This course will help you get started as a writer, or develop as a writer, by enabling you to improve your existing skills and cultivate your imagination. It will guide you through the process of writing, from brainstorming to writing to revising.
People who never read poetry don’t write poems that are worth reading. … It seems odd to me that anyone who hates reading poetry should want to write it at all. Are there amateur painters who never go to an art gallery?
(Wendy Cope, ‘How to write poetry’)

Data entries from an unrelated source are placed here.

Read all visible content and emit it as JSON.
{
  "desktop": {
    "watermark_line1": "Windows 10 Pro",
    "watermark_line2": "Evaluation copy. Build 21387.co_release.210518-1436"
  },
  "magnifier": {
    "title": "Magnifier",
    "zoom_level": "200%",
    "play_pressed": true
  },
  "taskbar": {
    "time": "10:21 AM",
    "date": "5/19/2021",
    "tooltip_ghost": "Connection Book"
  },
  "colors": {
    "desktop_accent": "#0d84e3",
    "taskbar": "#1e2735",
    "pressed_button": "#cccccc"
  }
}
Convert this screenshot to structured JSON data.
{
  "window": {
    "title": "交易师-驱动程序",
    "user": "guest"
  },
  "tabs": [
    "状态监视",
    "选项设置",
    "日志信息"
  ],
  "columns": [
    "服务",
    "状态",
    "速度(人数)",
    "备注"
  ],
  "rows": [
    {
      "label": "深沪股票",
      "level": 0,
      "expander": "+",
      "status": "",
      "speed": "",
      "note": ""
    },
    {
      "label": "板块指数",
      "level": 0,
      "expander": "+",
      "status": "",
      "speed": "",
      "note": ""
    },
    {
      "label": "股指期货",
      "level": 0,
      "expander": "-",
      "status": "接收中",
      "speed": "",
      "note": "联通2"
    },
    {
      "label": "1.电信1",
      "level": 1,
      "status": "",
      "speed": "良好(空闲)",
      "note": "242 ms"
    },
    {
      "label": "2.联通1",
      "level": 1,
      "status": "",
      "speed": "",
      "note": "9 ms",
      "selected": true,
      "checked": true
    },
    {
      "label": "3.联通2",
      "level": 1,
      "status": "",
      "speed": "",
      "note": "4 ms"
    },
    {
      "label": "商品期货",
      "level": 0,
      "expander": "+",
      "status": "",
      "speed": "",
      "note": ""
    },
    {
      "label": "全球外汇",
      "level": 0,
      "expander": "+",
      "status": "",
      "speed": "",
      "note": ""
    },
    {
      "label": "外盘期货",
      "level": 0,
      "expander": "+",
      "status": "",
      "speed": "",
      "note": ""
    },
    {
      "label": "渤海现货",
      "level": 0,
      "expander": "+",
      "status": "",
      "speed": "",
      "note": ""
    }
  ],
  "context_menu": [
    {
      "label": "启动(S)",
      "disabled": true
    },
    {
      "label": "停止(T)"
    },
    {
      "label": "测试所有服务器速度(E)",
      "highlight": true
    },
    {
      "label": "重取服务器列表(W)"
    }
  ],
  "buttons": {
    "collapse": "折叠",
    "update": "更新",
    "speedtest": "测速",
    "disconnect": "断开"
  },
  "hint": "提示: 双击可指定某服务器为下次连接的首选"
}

In these sessions, we will take seriously the suggestion that in order to write well, we need to develop our ability to read well. Each day, we will take our lead from two sources: firstly, a piece of prose-writing about poetry (a manifesto, a piece of criticism, a letter, a commentary, and so on); and secondly from a poem (predominantly twentieth and twenty-first century, ranging from canonical verse to small-press publications). Through close reading and discussion, we will seek to develop our analytic skills as we engage in the focussed, playful, and seriously attentive practical criticism of a wide range of poems from a variety of poetic schools or groups. We will take our lead from, for example, the provocations of Gertude Stein – ‘poetry is concerned with using and abusing, with losing and wanting, with adoring and replacing the noun’ – from essays by Wallace Stevens, William Carlos Williams, or Ginsberg, as well as the polemic writing of more recent poetic practitioners. By paying attention to how others write, we will seek to develop a reflexive practice which will enable us to be both inspired and instructed by the techniques and intentions of seminal poets: these lessons will then be employed to provoke, initiate, or even constrain our own writing, which will be the focus of each afternoon’s sessions.
During this week, we will all aim to produce a number of poems, not in imitation of, but hopefully inspired by, our mornings’ reading. The intention of developing our reflexive practice is not to copy, or to produce anachronistic mimicry of period poetic forms; rather the intention is to appreciate the intent and techniques employed by a range of poets, in order to inspire and provoke our own practice. Indeed, as poet Michael Hofmann suggests, in these seminars there should be ‘no uniform, no team shirt, no battle or plan of battle, no weapons, … no hierarchy, no ranks or badges except for homemade ones that don’t count’, and consequently, we will avoid homage, pastiche, or impersonation. We will be guided by the thoughts and methods of some brilliant poets, and enjoy the realisation that, as Hofmann concludes, ‘there are plenty of fellow travellers’.